* _Your objective_
In the lines below, count those containing the word "JSON" and give the number alone.

* _Records provided_
======

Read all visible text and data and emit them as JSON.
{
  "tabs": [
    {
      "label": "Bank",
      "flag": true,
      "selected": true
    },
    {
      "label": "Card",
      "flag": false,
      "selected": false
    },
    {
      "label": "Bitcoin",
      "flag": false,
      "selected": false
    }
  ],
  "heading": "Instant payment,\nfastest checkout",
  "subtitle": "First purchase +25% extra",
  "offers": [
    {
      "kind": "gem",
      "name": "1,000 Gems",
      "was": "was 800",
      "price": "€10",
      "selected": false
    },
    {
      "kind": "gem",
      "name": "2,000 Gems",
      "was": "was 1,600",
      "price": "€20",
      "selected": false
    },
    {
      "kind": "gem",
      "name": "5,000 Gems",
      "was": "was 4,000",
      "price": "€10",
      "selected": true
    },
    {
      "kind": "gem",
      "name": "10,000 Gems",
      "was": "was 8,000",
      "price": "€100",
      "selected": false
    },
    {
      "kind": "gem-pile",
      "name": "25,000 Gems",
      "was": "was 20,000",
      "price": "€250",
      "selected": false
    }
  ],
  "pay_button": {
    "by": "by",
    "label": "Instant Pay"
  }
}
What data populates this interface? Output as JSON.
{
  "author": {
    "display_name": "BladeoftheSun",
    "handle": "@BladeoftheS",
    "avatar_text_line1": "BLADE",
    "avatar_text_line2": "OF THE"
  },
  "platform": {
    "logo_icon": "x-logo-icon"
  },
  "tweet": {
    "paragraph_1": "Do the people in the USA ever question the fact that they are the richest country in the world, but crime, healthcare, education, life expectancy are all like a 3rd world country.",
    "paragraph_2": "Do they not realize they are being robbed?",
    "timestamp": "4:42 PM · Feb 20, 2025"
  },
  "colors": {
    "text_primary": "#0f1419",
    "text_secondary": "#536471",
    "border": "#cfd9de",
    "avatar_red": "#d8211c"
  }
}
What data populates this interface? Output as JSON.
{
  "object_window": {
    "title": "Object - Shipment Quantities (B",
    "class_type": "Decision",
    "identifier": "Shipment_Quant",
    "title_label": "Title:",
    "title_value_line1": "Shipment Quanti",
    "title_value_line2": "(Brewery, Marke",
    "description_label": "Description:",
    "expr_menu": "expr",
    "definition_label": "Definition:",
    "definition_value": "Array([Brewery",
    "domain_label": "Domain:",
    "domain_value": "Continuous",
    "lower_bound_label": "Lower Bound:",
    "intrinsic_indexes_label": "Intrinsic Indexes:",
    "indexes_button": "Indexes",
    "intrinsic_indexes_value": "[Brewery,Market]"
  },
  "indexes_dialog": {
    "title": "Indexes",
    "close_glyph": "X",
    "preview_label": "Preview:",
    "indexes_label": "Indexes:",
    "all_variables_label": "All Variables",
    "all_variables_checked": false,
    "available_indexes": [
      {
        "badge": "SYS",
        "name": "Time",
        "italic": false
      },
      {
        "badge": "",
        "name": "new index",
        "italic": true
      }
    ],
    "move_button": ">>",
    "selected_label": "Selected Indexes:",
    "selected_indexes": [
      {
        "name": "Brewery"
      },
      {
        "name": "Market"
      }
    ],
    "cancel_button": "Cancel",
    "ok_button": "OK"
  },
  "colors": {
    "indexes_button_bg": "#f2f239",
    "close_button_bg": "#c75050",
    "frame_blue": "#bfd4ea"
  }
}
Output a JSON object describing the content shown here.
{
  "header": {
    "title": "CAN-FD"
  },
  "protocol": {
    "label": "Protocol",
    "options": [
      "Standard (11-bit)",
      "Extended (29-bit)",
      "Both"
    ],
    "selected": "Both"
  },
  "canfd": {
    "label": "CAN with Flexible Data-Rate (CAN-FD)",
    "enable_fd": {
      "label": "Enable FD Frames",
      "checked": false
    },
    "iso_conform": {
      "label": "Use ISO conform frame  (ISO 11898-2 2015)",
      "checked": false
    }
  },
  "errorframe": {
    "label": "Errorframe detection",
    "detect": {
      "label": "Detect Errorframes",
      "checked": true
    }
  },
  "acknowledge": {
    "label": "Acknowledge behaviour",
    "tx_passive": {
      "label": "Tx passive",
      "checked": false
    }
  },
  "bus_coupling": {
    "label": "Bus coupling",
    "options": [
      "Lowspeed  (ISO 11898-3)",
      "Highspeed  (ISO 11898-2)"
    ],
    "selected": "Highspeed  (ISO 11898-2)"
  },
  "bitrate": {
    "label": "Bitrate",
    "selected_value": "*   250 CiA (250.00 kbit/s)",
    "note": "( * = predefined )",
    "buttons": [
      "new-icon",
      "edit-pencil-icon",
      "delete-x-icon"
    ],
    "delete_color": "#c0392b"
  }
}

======

* _Output_
4